"World of Sleepers" remastered in 6-panel digipack on professionally glass-mastered CD. Limited to 2000 copies worldwide.
Carbon Based Lifeforms is blessing us with a soft and hypnotic album "World of Sleepers". Swedish duo Carbon Based Lifeforms aka Daniel Ringstroem and Johannes Hedberg composed a strong sonic introspection mixing sub-marine perceptions with metropolitan climax. "World of Sleepersis" a deep and gentle album, where warm crunchy rhythms and ethereal pads contrast with interference frequencies and organic echoes. Groove and smooth are the foundation of this album which will send you drifting into other perspectives.
This disc consists of two major parts: a documentary by Miguel Vallecillo (51 minutes), consisting of songs from Paris concerts and an extended interview with Camarón; and a complementary programme (35 minutes) of other songs from the same concert series. Extras include a video clip of "Como el agua" (5 minutes), and a gallery of photographs.
Most listeners will never have heard the name Ivan Khandoshkin (1747-1804), but violinist Anastasia Khitruk has admirably undertaken to bring this little-known solo-violin repertoire to wider attention. Published in the early years of the 19th century, Khandoshkin’s Op. 3 sonatas show the influences we might expect, given the composer’s exposure to a court musical environment that included musicians from Italy, Germany, and France.

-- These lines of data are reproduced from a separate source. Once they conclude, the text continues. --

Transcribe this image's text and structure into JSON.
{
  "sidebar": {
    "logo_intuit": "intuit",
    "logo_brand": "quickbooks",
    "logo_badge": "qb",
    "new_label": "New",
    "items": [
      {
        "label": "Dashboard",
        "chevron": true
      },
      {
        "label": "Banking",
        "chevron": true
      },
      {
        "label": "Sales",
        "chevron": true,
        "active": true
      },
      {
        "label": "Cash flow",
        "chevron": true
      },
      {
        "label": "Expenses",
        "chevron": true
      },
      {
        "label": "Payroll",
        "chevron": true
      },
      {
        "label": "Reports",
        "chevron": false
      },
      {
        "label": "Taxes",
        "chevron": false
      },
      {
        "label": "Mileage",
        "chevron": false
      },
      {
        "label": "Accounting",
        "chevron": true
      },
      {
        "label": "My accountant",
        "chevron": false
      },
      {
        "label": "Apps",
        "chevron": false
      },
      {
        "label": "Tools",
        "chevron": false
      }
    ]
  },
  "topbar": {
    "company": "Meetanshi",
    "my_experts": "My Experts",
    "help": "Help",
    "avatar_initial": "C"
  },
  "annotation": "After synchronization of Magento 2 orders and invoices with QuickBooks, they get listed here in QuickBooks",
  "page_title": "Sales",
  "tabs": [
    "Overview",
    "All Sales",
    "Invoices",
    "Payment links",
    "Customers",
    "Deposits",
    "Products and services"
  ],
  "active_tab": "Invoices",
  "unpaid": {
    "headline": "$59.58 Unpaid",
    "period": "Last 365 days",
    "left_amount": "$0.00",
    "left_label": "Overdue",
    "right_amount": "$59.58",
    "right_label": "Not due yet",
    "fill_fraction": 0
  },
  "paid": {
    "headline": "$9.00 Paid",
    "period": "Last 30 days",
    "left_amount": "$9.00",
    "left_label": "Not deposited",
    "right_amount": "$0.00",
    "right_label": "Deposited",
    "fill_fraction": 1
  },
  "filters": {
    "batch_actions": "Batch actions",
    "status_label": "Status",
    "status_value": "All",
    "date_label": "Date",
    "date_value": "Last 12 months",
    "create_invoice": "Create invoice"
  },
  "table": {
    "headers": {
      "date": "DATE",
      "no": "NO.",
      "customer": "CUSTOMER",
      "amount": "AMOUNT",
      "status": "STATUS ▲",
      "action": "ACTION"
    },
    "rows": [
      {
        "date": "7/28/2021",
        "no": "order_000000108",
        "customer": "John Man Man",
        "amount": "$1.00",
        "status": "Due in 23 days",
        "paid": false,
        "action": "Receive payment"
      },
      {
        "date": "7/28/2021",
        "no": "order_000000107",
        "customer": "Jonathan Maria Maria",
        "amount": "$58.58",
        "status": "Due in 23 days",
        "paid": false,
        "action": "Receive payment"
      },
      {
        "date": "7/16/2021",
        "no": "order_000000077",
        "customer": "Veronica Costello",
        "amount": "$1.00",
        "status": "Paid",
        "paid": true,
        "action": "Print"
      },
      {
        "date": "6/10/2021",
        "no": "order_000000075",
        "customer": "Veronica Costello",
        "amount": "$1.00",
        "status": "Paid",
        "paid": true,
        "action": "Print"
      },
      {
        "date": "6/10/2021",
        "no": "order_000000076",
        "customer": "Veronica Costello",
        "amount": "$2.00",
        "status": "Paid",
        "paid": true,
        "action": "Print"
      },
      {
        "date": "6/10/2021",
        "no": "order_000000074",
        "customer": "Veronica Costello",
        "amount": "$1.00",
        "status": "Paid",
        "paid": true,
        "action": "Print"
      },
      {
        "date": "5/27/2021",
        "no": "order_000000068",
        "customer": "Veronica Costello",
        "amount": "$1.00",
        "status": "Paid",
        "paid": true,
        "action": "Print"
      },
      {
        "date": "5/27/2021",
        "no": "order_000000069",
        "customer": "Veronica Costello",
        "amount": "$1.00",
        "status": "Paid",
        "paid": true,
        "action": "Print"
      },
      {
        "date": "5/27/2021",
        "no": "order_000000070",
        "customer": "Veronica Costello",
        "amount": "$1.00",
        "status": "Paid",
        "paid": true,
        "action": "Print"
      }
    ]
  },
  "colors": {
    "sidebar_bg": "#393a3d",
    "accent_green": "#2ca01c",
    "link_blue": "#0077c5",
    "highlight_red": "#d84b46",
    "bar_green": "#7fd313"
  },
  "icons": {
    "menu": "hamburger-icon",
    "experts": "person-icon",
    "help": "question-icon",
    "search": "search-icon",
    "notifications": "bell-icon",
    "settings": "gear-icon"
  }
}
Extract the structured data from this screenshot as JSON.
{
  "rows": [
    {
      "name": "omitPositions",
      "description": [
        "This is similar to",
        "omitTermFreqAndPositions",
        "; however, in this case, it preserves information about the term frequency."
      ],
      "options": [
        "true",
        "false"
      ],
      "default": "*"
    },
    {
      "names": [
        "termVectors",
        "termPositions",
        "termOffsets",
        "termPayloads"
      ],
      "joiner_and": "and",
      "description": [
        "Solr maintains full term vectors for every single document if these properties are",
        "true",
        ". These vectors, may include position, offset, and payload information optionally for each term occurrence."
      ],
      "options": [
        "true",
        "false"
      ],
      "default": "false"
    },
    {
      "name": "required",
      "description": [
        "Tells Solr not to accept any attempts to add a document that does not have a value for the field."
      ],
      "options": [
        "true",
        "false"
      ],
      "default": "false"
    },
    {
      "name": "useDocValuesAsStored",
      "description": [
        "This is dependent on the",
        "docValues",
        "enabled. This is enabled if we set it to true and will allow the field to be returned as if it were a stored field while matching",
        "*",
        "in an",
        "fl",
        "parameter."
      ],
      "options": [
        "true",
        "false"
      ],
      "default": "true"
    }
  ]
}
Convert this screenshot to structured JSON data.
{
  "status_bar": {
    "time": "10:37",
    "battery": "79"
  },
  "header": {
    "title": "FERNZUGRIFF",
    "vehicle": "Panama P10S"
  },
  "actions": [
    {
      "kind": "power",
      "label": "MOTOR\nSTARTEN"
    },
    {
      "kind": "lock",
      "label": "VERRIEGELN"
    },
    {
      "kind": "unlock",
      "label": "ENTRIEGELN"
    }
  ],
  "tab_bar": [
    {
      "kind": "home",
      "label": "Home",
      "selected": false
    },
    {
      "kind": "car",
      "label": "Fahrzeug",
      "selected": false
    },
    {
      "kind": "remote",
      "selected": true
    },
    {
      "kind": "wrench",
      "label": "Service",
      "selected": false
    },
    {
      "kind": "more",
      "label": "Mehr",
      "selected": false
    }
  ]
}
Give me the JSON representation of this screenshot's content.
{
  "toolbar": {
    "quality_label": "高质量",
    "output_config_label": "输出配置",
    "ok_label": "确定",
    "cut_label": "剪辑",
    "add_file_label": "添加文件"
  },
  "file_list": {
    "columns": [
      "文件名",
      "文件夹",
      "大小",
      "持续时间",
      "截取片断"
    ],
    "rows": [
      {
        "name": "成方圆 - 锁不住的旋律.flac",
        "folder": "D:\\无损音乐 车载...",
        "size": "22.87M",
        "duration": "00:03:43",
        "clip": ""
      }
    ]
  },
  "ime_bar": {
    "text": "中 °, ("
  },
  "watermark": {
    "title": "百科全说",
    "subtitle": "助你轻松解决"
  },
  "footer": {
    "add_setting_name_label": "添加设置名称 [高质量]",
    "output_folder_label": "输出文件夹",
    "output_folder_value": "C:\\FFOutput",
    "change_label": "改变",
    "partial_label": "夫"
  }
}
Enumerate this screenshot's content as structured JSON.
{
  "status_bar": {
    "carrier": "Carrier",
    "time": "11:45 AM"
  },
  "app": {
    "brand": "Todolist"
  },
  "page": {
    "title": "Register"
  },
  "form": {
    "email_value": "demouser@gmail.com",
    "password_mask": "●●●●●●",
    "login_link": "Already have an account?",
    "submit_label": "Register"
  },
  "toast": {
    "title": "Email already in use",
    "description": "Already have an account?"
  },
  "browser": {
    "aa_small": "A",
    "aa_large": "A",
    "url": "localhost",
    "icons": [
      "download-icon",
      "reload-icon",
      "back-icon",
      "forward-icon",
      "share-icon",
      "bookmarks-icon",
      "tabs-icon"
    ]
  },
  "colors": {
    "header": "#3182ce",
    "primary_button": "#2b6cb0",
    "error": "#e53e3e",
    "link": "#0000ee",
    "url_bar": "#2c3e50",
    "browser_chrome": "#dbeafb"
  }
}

One of the great decade-long singles runs is straightforwardly documented on Respect M.E., a compilation distributed throughout Europe and, unfortunately, not released in the States. From 1997 through 2006, Missy Elliott's work – often the product of a partnership with producer Timbaland – was in steady rotation on the radio and on video programs. Nearly every time out, she came up with something fun, inventive, out of this world, and lasting, charting alternate paths for pop music while also projecting the image of a fully empowered plus-size woman in a mainstream populated by females who tended to be anything but. Although each one of Elliott's albums is well worth owning, nothing can deny the need for this release, which includes almost every noteworthy track she released during the period, from "The Rain (Supa Dupa Fly)" through the underappreciated "Teary Eyed." The most significant omissions are "Lick Shots" and "Take Away": hardly deal breakers. An ideal companion release would contain the hits Elliott wrote and/or produced for other artists, such as Aaliyah's "One in a Million," SWV's "Save Me," 702's "Where My Girls At," Nicole's "Make It Hot," Total's "What About Us," Monica's "So Gone," and Tweet's "Oops (Oh My)." During these years, there was no greater force in popular music.